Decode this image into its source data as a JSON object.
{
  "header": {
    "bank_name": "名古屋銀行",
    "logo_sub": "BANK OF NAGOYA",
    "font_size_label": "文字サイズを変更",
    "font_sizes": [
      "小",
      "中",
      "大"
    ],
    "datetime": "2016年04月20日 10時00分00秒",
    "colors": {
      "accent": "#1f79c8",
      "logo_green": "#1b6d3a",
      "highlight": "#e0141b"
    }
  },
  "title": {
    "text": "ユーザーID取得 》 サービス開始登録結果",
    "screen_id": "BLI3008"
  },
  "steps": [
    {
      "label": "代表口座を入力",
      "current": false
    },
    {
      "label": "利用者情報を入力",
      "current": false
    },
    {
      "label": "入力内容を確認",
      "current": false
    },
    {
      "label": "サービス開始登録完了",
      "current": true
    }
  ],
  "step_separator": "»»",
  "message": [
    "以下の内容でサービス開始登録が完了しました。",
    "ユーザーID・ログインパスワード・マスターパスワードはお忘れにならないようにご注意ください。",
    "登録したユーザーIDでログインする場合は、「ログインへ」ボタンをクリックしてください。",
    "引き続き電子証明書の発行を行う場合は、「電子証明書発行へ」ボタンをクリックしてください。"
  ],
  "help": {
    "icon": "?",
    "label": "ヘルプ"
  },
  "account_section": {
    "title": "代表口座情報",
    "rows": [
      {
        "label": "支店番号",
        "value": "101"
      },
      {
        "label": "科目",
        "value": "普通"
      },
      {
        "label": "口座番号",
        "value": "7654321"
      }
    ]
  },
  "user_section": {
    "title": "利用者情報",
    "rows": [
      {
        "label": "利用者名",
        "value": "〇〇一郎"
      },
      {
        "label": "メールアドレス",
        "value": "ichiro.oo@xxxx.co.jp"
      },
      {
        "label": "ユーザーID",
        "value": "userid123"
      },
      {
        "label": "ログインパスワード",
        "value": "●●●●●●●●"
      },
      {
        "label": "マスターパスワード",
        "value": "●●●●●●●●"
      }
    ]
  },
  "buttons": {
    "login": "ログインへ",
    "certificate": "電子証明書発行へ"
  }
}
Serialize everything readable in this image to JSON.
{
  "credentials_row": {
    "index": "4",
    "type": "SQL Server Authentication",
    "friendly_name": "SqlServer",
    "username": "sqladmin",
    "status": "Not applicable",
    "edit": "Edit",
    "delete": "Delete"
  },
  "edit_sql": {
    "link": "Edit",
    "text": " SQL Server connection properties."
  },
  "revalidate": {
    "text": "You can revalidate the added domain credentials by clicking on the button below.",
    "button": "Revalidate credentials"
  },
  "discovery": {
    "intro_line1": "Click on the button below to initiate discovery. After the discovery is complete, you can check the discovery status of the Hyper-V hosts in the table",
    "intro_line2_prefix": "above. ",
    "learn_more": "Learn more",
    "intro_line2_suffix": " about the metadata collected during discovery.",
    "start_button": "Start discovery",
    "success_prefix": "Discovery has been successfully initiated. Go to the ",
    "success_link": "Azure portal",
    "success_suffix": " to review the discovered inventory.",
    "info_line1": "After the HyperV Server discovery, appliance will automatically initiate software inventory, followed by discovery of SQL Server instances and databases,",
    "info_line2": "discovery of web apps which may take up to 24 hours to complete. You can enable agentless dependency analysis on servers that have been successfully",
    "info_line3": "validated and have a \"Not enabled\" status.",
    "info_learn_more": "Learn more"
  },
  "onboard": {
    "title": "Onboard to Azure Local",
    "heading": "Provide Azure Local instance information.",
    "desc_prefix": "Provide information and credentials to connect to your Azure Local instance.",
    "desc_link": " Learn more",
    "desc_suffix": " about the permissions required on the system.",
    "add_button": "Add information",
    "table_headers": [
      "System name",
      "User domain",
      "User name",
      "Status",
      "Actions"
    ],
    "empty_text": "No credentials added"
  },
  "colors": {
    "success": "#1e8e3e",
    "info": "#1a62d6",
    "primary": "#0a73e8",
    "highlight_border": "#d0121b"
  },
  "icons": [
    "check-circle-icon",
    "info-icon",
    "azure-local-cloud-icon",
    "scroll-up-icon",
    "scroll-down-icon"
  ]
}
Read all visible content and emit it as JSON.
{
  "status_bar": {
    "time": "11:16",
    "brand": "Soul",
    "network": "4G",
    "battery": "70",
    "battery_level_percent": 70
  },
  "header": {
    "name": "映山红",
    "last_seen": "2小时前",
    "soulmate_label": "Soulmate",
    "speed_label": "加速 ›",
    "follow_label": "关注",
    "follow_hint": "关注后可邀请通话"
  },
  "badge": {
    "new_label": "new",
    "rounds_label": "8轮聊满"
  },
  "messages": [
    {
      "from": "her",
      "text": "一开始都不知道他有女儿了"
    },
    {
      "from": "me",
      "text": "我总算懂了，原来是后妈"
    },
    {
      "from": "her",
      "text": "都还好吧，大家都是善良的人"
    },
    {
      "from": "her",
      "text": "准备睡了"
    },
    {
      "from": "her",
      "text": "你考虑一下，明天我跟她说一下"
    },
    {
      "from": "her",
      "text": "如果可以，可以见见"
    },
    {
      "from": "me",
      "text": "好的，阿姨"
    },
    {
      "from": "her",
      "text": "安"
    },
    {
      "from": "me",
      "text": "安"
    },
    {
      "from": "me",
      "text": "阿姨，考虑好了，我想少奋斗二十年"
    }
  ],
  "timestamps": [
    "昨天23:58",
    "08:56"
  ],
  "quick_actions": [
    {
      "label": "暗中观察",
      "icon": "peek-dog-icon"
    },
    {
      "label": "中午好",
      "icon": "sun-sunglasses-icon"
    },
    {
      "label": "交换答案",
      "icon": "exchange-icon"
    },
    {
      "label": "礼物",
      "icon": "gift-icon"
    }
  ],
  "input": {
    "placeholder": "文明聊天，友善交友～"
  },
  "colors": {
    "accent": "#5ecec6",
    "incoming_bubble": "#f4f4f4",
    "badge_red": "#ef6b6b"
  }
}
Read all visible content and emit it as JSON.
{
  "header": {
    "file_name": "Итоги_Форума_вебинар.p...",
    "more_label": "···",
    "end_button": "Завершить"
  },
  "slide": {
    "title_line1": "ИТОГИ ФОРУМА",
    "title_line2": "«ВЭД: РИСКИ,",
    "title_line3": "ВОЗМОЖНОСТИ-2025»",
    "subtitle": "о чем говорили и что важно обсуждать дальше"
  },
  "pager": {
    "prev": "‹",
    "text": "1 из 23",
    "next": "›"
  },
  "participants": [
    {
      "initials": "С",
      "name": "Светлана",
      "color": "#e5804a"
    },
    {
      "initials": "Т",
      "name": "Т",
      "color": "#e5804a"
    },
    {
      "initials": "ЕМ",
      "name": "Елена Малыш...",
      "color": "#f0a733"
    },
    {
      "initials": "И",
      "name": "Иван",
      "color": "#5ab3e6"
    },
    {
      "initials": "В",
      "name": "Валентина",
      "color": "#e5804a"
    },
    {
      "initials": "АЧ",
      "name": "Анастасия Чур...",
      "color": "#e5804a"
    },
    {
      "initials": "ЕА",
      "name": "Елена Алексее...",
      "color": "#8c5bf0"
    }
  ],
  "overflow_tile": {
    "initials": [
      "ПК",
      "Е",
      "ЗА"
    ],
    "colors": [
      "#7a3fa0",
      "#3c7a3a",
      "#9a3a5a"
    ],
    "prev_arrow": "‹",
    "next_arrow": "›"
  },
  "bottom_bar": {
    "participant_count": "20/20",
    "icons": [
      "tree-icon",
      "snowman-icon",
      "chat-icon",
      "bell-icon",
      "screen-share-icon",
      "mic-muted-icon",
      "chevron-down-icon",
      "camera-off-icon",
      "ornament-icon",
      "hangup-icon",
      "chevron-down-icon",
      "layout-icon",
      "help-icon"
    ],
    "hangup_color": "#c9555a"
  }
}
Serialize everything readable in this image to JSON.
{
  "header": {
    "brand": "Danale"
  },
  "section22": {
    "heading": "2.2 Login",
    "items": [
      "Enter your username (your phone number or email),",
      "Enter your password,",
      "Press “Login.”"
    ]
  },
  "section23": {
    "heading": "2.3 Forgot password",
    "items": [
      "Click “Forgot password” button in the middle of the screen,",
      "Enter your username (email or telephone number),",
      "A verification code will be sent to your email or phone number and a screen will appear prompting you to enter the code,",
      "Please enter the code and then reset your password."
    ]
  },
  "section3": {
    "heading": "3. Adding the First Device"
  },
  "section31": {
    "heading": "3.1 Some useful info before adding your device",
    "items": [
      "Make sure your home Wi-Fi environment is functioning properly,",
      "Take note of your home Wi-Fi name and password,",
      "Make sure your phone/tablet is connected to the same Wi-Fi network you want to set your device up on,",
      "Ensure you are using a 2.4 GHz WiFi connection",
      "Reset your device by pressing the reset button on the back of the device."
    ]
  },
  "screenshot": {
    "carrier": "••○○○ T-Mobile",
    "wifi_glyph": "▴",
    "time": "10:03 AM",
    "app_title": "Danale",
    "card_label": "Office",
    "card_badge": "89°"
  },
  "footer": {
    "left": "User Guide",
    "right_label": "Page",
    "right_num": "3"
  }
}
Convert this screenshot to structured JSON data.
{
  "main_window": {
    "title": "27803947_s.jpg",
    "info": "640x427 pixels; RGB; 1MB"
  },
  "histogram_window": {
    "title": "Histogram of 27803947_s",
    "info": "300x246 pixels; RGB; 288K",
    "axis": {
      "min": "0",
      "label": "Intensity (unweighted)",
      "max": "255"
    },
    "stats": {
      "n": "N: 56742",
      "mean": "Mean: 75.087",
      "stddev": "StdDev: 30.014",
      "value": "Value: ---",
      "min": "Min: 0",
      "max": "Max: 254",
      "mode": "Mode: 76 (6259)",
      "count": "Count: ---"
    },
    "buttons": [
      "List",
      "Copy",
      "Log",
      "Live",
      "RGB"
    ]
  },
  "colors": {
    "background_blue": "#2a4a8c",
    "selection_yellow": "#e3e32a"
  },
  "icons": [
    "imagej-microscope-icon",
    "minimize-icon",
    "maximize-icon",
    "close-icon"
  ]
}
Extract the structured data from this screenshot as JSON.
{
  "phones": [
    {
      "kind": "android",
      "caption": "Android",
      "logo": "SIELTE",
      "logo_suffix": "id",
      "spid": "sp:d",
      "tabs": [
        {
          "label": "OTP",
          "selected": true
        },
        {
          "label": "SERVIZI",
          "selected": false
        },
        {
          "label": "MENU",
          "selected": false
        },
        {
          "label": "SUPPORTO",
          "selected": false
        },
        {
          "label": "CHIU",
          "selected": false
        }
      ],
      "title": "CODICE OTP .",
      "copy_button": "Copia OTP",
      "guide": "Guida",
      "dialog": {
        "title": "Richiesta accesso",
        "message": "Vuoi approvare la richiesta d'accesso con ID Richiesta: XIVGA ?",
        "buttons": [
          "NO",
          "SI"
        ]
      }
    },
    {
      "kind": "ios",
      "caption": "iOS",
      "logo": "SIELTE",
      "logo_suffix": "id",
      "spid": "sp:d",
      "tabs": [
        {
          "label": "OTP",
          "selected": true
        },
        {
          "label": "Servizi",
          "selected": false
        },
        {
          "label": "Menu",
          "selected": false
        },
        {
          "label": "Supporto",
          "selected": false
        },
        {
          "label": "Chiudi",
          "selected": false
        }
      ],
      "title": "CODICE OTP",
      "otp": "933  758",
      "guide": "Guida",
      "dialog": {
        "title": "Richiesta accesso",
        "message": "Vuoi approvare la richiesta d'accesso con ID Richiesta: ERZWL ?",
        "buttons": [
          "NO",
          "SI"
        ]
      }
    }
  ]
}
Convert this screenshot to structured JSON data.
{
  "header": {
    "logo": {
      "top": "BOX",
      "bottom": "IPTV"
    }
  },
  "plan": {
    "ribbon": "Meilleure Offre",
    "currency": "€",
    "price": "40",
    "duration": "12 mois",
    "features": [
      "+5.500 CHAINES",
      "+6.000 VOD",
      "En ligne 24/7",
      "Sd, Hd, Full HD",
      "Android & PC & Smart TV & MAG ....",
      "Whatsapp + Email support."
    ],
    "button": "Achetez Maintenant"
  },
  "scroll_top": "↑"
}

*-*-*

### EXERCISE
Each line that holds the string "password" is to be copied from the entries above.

### RESPONSE TO THIS EXERCISE
      "Enter your password,",
    "heading": "2.3 Forgot password",
      "Click “Forgot password” button in the middle of the screen,",
      "Please enter the code and then reset your password."
      "Take note of your home Wi-Fi name and password,",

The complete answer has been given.